COLOMBO: UN chief Ban Ki-moon has urged Sri Lanka’s new government to ensure “long term peace” as Prime Minister Ranil Wickremesinghe was set to form a coalition committed to ethnic reconciliation.
“The secretary-general encouraged the prime minister and the national unity government to seize this opportunity to advance long-term peace for all Sri Lankans,” the UN said in a statement.
It added Ban had a telephone conversation with Wickremesinghe after he was sworn in at a ceremony in Colombo on Friday.
The UN statement received Saturday said Ban congratulated Wickremesinghe and commended his message of “good governance and national unity”.
“He [Ban] noted that the peaceful nature of the polls as well as high voter turnout were in part a reflection of this message,” the UN said.

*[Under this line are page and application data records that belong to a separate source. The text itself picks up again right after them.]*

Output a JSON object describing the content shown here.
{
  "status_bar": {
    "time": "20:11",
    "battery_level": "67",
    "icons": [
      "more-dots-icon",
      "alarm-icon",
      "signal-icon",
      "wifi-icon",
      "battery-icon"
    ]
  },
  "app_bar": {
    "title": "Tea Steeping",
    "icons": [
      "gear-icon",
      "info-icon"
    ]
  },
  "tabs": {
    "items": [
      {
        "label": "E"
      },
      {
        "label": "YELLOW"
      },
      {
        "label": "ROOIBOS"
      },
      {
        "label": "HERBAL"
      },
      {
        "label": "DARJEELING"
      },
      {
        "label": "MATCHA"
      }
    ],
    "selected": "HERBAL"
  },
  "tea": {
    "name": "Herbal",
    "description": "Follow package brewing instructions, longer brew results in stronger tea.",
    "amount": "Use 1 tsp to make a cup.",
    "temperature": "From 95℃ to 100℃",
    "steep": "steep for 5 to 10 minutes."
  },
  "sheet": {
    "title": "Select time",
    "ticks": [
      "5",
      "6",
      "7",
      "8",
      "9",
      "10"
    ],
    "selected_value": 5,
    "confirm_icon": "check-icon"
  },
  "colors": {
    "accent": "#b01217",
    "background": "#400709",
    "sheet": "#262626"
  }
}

The UN welcome came as France said Sri Lanka’s election was “one more step forward towards strengthening democracy”.
“We hope it will also help continue the action taken since the election of President Maithripala Sirisena [in January] in support of human rights and inter-community reconciliation,” the French foreign ministry said.
The opposition Sri Lanka Freedom Party (SLFP) of former president Mahinda Rajapakse agreed Friday to a broad-based coalition government with Wickremesinghe’s United National Party (UNP).
The UNP, which more than doubled its seats in Monday’s parliamentary election, is due to form a new cabinet early next week that will include SLFP members too after securing a coalition agreement.
The deal is a remarkable turnaround for a country that appeared firmly in Rajapakse’s grip until his surprise defeat in January’s presidential polls.
The former strongman, who oversaw the crushing of a long-running Tamil separatist insurgency, will sit on the opposition benches along with a dissident group of loyalists.
But the SLFP, which had opposed any concessions to the Tamils, now says it will back constitutional reforms aimed at addressing minority rights and ensuring reconciliation.
In a memorandum of understanding, the two parties pledged to ensure “ethnic and religious reconciliation” in a country that still bears the scars of a separatist war that killed at least 100,000 people between 1972 and 2009.
The agreement pledges constitutional reforms to ensure ethnic unity and uphold the rights of minorities.
But it does not go into specifics and it remains unclear how the two parties will reconcile past differences, with the UNP favouring extensive devolution of power to the Tamils.
The SLFP also opposes investigations into war crimes said to have been committed by troops under Rajapakse’s command, while the UNP wants a fresh inquiry.
The minority Tamil National Alliance (TNA), which took 16 seats and emerged as the third largest party in a hung parliament, will not join the coalition but has promised the new government “issue-based” support.